Instructions for the task
The entries below are to be repeated verbatim, in full.

-- Exercise material follows --

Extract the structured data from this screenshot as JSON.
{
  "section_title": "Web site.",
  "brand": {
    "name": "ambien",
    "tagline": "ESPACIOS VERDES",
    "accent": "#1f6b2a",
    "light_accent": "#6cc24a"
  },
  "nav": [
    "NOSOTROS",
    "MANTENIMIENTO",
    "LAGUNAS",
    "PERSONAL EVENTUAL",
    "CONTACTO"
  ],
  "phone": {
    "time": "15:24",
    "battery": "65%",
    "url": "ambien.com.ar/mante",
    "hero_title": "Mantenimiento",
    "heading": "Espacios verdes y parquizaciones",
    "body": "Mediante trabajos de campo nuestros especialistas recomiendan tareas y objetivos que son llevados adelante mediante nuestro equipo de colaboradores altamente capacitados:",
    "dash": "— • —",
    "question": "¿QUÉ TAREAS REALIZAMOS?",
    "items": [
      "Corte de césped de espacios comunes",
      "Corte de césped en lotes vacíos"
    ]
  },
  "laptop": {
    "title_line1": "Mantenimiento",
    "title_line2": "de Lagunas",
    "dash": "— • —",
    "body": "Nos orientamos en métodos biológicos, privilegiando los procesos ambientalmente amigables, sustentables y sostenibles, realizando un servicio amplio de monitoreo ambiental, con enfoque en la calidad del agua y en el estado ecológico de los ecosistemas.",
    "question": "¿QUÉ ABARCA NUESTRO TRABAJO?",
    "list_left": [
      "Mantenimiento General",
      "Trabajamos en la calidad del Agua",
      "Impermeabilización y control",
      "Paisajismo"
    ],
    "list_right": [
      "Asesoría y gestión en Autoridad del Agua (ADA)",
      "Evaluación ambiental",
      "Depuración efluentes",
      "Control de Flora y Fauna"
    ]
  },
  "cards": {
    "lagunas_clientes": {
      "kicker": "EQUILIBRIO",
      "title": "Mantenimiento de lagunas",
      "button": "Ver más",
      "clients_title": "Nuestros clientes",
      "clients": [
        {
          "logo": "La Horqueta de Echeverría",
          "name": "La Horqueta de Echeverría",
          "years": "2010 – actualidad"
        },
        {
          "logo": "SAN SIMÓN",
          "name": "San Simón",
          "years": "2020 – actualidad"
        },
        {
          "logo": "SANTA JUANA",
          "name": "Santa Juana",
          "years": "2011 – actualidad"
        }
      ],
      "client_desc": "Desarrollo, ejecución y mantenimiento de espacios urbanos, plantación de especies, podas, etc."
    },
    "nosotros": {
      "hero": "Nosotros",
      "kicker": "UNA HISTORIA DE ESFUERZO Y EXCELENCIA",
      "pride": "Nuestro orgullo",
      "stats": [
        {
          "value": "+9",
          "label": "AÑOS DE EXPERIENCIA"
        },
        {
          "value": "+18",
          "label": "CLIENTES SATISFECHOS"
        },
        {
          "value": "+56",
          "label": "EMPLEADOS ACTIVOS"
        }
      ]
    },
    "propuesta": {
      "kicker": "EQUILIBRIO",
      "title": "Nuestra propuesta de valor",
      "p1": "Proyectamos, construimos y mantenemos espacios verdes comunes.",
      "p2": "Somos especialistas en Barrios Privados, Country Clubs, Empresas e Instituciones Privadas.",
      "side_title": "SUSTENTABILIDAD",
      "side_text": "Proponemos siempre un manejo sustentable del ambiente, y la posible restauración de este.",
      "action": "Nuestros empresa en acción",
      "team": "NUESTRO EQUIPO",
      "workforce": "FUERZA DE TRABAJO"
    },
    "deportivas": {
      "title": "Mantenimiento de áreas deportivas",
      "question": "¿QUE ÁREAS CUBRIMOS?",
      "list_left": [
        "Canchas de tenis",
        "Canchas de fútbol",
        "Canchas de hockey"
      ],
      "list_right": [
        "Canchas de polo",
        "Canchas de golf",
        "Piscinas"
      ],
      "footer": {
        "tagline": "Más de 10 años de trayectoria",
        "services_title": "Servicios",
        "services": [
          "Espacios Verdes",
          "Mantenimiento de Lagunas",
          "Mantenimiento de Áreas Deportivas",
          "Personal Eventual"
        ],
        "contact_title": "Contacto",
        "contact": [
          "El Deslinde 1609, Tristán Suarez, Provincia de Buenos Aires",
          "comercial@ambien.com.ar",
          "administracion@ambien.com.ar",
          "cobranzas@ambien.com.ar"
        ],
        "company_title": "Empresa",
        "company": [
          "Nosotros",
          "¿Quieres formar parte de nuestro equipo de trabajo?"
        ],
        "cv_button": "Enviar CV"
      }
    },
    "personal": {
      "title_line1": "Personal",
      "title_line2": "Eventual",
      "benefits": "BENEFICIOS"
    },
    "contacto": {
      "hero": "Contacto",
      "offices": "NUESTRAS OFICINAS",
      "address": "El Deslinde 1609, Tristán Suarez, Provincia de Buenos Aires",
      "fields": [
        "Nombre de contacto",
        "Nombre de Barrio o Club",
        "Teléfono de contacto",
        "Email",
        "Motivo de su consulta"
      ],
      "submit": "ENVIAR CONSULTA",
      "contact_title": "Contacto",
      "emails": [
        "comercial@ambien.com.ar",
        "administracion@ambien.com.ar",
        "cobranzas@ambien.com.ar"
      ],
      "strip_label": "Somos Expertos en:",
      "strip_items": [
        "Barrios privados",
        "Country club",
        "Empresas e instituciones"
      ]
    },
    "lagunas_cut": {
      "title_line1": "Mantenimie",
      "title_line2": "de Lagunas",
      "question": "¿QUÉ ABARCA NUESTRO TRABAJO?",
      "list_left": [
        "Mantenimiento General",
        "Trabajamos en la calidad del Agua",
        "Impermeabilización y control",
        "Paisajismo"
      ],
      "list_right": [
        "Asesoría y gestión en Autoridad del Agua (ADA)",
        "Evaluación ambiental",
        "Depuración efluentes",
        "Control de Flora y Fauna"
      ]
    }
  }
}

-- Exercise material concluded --

Problem solution
Extract the structured data from this screenshot as JSON.
{
  "section_title": "Web site.",
  "brand": {
    "name": "ambien",
    "tagline": "ESPACIOS VERDES",
    "accent": "#1f6b2a",
    "light_accent": "#6cc24a"
  },
  "nav": [
    "NOSOTROS",
    "MANTENIMIENTO",
    "LAGUNAS",
    "PERSONAL EVENTUAL",
    "CONTACTO"
  ],
  "phone": {
    "time": "15:24",
    "battery": "65%",
    "url": "ambien.com.ar/mante",
    "hero_title": "Mantenimiento",
    "heading": "Espacios verdes y parquizaciones",
    "body": "Mediante trabajos de campo nuestros especialistas recomiendan tareas y objetivos que son llevados adelante mediante nuestro equipo de colaboradores altamente capacitados:",
    "dash": "— • —",
    "question": "¿QUÉ TAREAS REALIZAMOS?",
    "items": [
      "Corte de césped de espacios comunes",
      "Corte de césped en lotes vacíos"
    ]
  },
  "laptop": {
    "title_line1": "Mantenimiento",
    "title_line2": "de Lagunas",
    "dash": "— • —",
    "body": "Nos orientamos en métodos biológicos, privilegiando los procesos ambientalmente amigables, sustentables y sostenibles, realizando un servicio amplio de monitoreo ambiental, con enfoque en la calidad del agua y en el estado ecológico de los ecosistemas.",
    "question": "¿QUÉ ABARCA NUESTRO TRABAJO?",
    "list_left": [
      "Mantenimiento General",
      "Trabajamos en la calidad del Agua",
      "Impermeabilización y control",
      "Paisajismo"
    ],
    "list_right": [
      "Asesoría y gestión en Autoridad del Agua (ADA)",
      "Evaluación ambiental",
      "Depuración efluentes",
      "Control de Flora y Fauna"
    ]
  },
  "cards": {
    "lagunas_clientes": {
      "kicker": "EQUILIBRIO",
      "title": "Mantenimiento de lagunas",
      "button": "Ver más",
      "clients_title": "Nuestros clientes",
      "clients": [
        {
          "logo": "La Horqueta de Echeverría",
          "name": "La Horqueta de Echeverría",
          "years": "2010 – actualidad"
        },
        {
          "logo": "SAN SIMÓN",
          "name": "San Simón",
          "years": "2020 – actualidad"
        },
        {
          "logo": "SANTA JUANA",
          "name": "Santa Juana",
          "years": "2011 – actualidad"
        }
      ],
      "client_desc": "Desarrollo, ejecución y mantenimiento de espacios urbanos, plantación de especies, podas, etc."
    },
    "nosotros": {
      "hero": "Nosotros",
      "kicker": "UNA HISTORIA DE ESFUERZO Y EXCELENCIA",
      "pride": "Nuestro orgullo",
      "stats": [
        {
          "value": "+9",
          "label": "AÑOS DE EXPERIENCIA"
        },
        {
          "value": "+18",
          "label": "CLIENTES SATISFECHOS"
        },
        {
          "value": "+56",
          "label": "EMPLEADOS ACTIVOS"
        }
      ]
    },
    "propuesta": {
      "kicker": "EQUILIBRIO",
      "title": "Nuestra propuesta de valor",
      "p1": "Proyectamos, construimos y mantenemos espacios verdes comunes.",
      "p2": "Somos especialistas en Barrios Privados, Country Clubs, Empresas e Instituciones Privadas.",
      "side_title": "SUSTENTABILIDAD",
      "side_text": "Proponemos siempre un manejo sustentable del ambiente, y la posible restauración de este.",
      "action": "Nuestros empresa en acción",
      "team": "NUESTRO EQUIPO",
      "workforce": "FUERZA DE TRABAJO"
    },
    "deportivas": {
      "title": "Mantenimiento de áreas deportivas",
      "question": "¿QUE ÁREAS CUBRIMOS?",
      "list_left": [
        "Canchas de tenis",
        "Canchas de fútbol",
        "Canchas de hockey"
      ],
      "list_right": [
        "Canchas de polo",
        "Canchas de golf",
        "Piscinas"
      ],
      "footer": {
        "tagline": "Más de 10 años de trayectoria",
        "services_title": "Servicios",
        "services": [
          "Espacios Verdes",
          "Mantenimiento de Lagunas",
          "Mantenimiento de Áreas Deportivas",
          "Personal Eventual"
        ],
        "contact_title": "Contacto",
        "contact": [
          "El Deslinde 1609, Tristán Suarez, Provincia de Buenos Aires",
          "comercial@ambien.com.ar",
          "administracion@ambien.com.ar",
          "cobranzas@ambien.com.ar"
        ],
        "company_title": "Empresa",
        "company": [
          "Nosotros",
          "¿Quieres formar parte de nuestro equipo de trabajo?"
        ],
        "cv_button": "Enviar CV"
      }
    },
    "personal": {
      "title_line1": "Personal",
      "title_line2": "Eventual",
      "benefits": "BENEFICIOS"
    },
    "contacto": {
      "hero": "Contacto",
      "offices": "NUESTRAS OFICINAS",
      "address": "El Deslinde 1609, Tristán Suarez, Provincia de Buenos Aires",
      "fields": [
        "Nombre de contacto",
        "Nombre de Barrio o Club",
        "Teléfono de contacto",
        "Email",
        "Motivo de su consulta"
      ],
      "submit": "ENVIAR CONSULTA",
      "contact_title": "Contacto",
      "emails": [
        "comercial@ambien.com.ar",
        "administracion@ambien.com.ar",
        "cobranzas@ambien.com.ar"
      ],
      "strip_label": "Somos Expertos en:",
      "strip_items": [
        "Barrios privados",
        "Country club",
        "Empresas e instituciones"
      ]
    },
    "lagunas_cut": {
      "title_line1": "Mantenimie",
      "title_line2": "de Lagunas",
      "question": "¿QUÉ ABARCA NUESTRO TRABAJO?",
      "list_left": [
        "Mantenimiento General",
        "Trabajamos en la calidad del Agua",
        "Impermeabilización y control",
        "Paisajismo"
      ],
      "list_right": [
        "Asesoría y gestión en Autoridad del Agua (ADA)",
        "Evaluación ambiental",
        "Depuración efluentes",
        "Control de Flora y Fauna"
      ]
    }
  }
}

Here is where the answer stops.